Our 1922 home has an original low pressure (1/2 psi) Warren Webster steam heating system. The boiler is up to date but the rest of the system is original. Since the system only runs on 1/2psi and there is no pump the steam rises to the radiators by the virtue that heat rises. As the steam enters the top of the radiator (the radiators do not bleeder valves but do have modulation valves) and the radiator is heated a sylphon (that's the correct spelling) trap, at the bottom of the radiator, closes. As the radiator cools the steam condenses at the bottom of the radiator. At temperatures cooler than the steam the sylphon trap opens and allows the condensed water to return to the boiler.
The system seems to work very efficiently except in radiators where I suspect that the sylphon trap is no longer operating. After over 80 years they've surely exceed their life expectancy.
Well Warren Webster is no longer around and finding so finding replacement traps is no easy.
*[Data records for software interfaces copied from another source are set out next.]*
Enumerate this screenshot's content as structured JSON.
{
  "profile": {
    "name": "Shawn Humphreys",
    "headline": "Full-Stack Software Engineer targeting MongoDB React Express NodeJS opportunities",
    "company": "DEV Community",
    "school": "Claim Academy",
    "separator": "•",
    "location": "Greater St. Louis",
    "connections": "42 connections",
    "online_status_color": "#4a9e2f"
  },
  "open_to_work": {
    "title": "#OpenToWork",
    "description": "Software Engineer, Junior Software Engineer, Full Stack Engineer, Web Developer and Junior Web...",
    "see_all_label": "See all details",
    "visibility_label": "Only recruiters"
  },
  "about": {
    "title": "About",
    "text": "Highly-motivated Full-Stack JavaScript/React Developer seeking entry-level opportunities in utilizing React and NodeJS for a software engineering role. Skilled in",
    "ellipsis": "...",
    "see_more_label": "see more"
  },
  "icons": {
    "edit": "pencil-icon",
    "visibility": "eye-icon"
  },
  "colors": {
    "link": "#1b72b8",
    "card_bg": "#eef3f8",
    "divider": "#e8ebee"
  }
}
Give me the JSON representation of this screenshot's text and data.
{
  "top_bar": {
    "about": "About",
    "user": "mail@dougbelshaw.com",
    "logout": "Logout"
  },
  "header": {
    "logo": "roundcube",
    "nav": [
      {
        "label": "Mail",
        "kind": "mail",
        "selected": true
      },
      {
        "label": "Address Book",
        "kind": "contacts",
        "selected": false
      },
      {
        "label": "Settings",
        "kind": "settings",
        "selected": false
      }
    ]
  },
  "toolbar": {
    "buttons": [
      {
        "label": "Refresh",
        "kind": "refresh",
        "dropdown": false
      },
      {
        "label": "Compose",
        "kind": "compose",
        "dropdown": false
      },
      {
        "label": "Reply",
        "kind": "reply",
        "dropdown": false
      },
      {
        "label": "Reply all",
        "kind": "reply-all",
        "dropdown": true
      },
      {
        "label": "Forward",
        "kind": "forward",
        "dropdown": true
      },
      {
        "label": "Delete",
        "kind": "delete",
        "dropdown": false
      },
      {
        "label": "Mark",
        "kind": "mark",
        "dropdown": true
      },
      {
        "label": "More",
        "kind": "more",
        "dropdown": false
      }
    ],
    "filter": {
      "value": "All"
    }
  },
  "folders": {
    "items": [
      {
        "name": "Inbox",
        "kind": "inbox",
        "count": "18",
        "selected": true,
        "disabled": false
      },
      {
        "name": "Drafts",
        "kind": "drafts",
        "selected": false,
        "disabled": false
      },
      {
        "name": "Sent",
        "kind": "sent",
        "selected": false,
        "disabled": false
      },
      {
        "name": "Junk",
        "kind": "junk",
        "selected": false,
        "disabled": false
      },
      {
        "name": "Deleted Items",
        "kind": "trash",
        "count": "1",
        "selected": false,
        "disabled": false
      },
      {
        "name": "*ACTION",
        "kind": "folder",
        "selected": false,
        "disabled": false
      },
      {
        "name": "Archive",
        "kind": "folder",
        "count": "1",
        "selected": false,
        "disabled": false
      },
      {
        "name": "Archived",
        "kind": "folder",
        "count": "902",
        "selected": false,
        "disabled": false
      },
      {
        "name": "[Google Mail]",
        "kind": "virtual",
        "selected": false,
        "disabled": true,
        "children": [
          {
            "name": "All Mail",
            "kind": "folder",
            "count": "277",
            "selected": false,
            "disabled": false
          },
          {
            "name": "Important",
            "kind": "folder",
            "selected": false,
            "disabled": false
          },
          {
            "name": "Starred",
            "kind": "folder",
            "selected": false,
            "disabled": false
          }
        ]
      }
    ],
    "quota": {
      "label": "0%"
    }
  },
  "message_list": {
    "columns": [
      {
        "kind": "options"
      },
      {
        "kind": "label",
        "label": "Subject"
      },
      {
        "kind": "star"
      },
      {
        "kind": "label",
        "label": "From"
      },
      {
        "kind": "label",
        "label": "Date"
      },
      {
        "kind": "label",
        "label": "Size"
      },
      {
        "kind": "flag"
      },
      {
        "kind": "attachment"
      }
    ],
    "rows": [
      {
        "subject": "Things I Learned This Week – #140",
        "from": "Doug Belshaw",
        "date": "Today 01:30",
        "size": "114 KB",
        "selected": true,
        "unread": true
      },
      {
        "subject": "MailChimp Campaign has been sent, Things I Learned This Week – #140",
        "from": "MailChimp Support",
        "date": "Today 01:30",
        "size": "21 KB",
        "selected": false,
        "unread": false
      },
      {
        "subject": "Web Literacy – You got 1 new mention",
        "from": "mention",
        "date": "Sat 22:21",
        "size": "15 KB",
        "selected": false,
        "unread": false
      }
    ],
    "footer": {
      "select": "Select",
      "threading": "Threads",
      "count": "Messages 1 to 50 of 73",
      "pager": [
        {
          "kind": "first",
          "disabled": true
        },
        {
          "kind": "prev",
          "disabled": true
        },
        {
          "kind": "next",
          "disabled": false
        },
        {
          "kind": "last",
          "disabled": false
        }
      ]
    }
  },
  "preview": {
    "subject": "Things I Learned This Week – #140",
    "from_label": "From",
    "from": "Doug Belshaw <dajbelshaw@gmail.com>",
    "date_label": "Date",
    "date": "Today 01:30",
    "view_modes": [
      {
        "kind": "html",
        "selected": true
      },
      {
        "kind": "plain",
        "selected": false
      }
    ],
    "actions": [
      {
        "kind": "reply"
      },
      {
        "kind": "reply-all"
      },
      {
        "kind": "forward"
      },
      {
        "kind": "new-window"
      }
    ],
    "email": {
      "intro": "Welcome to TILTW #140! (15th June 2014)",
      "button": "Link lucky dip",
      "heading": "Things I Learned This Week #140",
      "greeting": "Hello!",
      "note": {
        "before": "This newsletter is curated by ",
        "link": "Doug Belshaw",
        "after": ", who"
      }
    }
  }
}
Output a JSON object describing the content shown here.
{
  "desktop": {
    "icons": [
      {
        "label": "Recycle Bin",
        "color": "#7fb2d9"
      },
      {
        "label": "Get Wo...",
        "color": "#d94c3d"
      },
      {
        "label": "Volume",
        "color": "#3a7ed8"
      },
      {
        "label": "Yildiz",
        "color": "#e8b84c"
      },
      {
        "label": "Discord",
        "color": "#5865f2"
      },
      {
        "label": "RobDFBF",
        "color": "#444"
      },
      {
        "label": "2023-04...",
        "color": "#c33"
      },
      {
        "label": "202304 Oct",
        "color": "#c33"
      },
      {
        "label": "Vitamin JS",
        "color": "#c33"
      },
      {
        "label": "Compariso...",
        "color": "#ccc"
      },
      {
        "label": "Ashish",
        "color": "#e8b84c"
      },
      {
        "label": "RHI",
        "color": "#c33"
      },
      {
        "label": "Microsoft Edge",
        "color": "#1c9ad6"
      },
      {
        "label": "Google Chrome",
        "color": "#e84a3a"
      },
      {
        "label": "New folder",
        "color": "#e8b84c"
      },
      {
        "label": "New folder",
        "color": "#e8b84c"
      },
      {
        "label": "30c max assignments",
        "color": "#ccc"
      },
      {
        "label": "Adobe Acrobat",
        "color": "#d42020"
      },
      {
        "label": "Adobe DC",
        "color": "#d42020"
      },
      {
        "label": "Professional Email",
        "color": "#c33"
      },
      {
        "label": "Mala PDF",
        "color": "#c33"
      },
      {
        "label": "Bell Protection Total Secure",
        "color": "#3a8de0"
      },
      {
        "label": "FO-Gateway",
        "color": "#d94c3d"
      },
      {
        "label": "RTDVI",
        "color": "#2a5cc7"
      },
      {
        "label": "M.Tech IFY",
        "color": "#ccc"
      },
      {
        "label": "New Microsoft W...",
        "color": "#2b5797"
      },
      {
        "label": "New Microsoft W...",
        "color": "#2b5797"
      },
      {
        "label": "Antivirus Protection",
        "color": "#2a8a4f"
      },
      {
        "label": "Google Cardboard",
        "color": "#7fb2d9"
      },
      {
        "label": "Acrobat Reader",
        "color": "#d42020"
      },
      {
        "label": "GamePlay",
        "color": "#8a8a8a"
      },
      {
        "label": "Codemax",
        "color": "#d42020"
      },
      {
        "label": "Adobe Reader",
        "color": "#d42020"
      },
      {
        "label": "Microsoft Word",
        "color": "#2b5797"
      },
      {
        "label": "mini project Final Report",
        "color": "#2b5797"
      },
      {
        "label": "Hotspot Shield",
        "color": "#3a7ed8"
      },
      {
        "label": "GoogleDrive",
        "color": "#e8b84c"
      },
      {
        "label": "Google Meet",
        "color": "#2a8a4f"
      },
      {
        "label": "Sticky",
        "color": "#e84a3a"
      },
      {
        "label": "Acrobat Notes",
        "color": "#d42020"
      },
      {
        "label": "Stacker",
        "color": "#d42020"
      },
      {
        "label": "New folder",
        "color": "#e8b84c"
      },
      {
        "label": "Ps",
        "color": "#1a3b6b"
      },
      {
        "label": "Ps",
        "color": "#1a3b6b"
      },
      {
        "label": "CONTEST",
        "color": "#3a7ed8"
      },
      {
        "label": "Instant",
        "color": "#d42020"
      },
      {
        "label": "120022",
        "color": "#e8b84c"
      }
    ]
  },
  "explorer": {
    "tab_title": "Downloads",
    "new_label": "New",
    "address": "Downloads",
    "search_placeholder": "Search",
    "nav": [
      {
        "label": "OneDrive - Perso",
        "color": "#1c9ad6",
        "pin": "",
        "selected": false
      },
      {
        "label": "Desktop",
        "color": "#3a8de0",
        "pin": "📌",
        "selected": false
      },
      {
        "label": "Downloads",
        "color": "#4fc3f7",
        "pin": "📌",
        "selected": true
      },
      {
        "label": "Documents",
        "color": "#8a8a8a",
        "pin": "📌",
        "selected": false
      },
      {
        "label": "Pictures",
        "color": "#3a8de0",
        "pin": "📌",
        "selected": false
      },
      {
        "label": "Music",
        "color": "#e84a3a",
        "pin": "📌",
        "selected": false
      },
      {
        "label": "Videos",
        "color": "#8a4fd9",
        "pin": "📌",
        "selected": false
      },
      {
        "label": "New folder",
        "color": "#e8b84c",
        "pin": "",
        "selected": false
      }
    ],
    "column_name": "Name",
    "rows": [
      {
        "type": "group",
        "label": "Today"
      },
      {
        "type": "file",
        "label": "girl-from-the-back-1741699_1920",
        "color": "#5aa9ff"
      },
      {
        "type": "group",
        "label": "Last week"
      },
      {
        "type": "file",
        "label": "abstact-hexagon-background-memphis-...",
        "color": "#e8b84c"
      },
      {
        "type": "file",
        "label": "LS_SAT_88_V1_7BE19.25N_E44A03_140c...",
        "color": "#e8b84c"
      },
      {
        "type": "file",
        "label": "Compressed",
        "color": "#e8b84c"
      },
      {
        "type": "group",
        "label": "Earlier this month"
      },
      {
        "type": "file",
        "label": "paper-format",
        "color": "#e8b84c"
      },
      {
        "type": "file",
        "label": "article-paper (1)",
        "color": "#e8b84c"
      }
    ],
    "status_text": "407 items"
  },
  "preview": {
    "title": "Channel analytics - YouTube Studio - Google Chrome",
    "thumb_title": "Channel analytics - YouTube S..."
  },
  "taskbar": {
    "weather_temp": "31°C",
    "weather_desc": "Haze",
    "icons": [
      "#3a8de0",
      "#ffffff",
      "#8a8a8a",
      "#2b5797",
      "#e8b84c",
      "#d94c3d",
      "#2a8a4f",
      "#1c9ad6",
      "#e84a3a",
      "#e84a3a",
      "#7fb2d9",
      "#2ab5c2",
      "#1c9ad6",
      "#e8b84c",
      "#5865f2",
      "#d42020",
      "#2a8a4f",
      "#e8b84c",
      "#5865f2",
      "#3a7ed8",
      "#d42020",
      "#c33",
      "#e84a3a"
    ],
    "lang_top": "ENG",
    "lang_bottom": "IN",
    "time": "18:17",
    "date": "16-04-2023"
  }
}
I'm wondering if there is anything wrong with running the system if I just take out the traps and allow the steam to flow through the system without being trapped in the radiators until it condenses? I remember my Dad doing something similar in his sports car because the thermostatic valve would always break. Quality British sports car. The only issue he had is that it took much no longer for the engine to warm up and provide heat to the passengers since the not having the value allowed the radiator fluid to constantly move through the engine.
If your interested in some more technical information about this type of system follow this link http://books.google.com/books?id=TFNDAAAAIAAJ&printsec=frontcover&dq=A+Handbook+on+Piping#PPA202,M1
to Google Books go to Google Books and search "A Handbook on Piping" by Carl Svensen and see page 211 of the book not pdf page 211.
Any advice is very much appreciated.